# What to do
Retrieve every line from the records in which the word "value" occurs.

*****

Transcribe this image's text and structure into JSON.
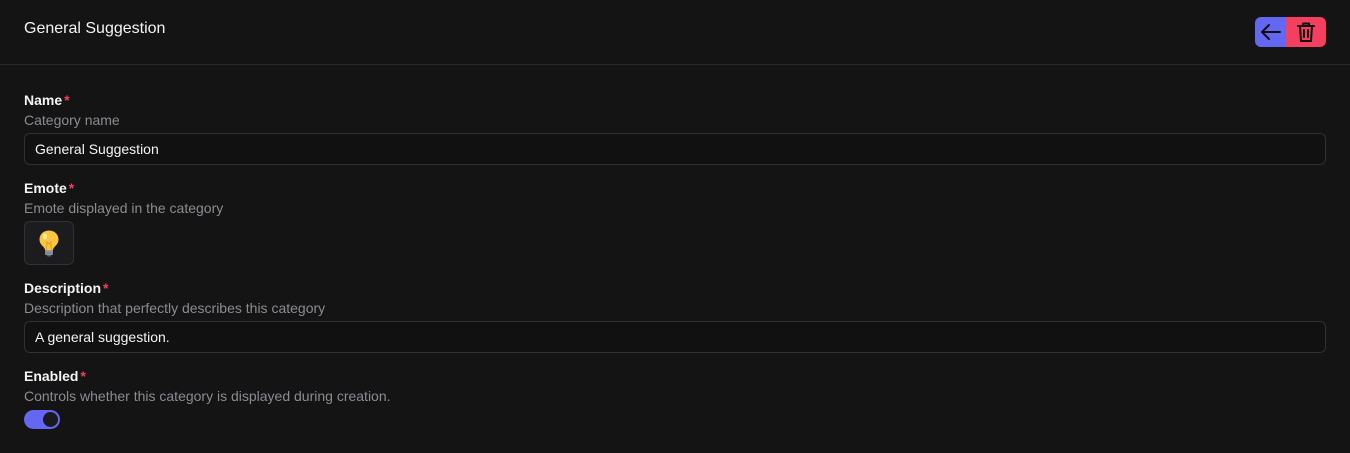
{
  "header": {
    "title": "General Suggestion",
    "back_icon": "arrow-left-icon",
    "delete_icon": "trash-icon",
    "back_color": "#6467f2",
    "delete_color": "#f43f5e"
  },
  "form": {
    "name": {
      "label": "Name",
      "required": "*",
      "description": "Category name",
      "value": "General Suggestion"
    },
    "emote": {
      "label": "Emote",
      "required": "*",
      "description": "Emote displayed in the category",
      "value": "💡"
    },
    "description": {
      "label": "Description",
      "required": "*",
      "description": "Description that perfectly describes this category",
      "value": "A general suggestion."
    },
    "enabled": {
      "label": "Enabled",
      "required": "*",
      "description": "Controls whether this category is displayed during creation.",
      "checked": true
    }
  },
  "colors": {
    "background": "#141415",
    "accent": "#6467f2",
    "danger": "#f43f5e"
  }
}
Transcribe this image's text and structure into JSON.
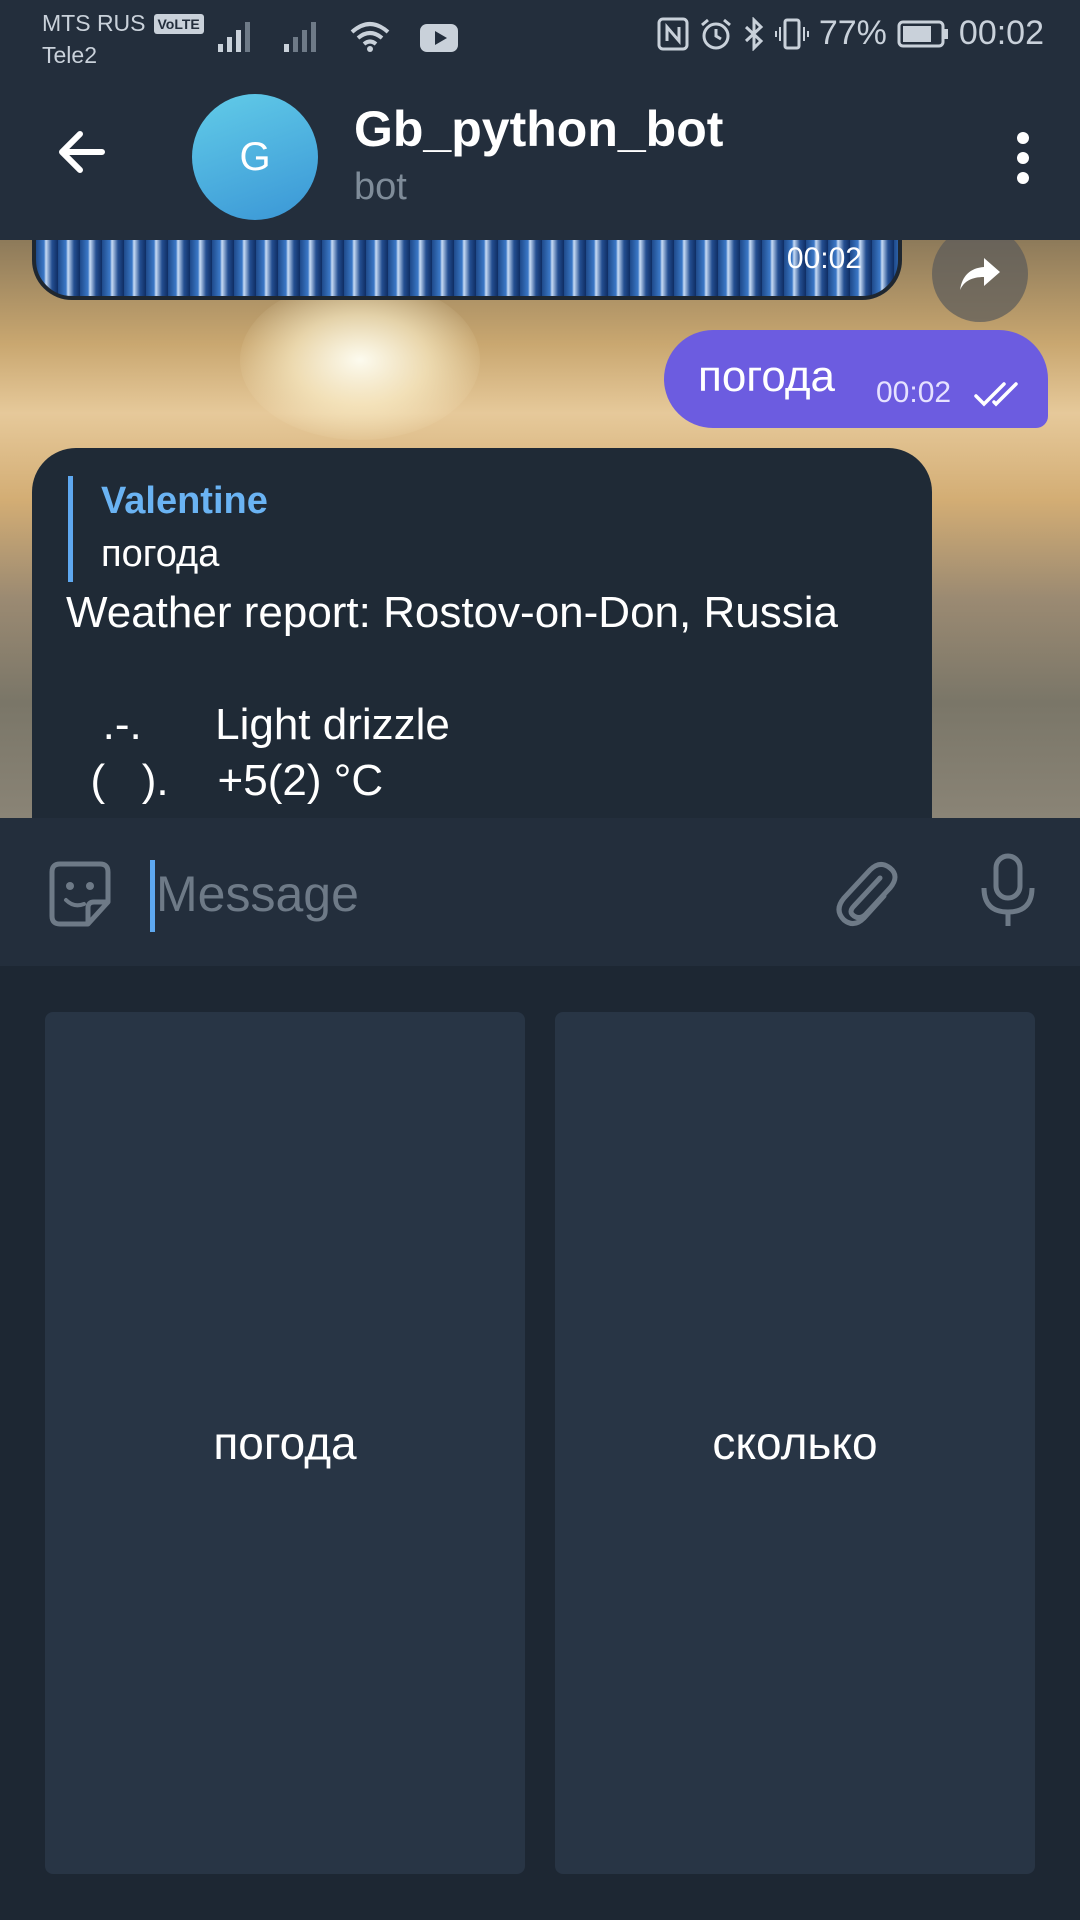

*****

# Result
      "value": "General Suggestion"
      "value": "💡"
      "value": "A general suggestion."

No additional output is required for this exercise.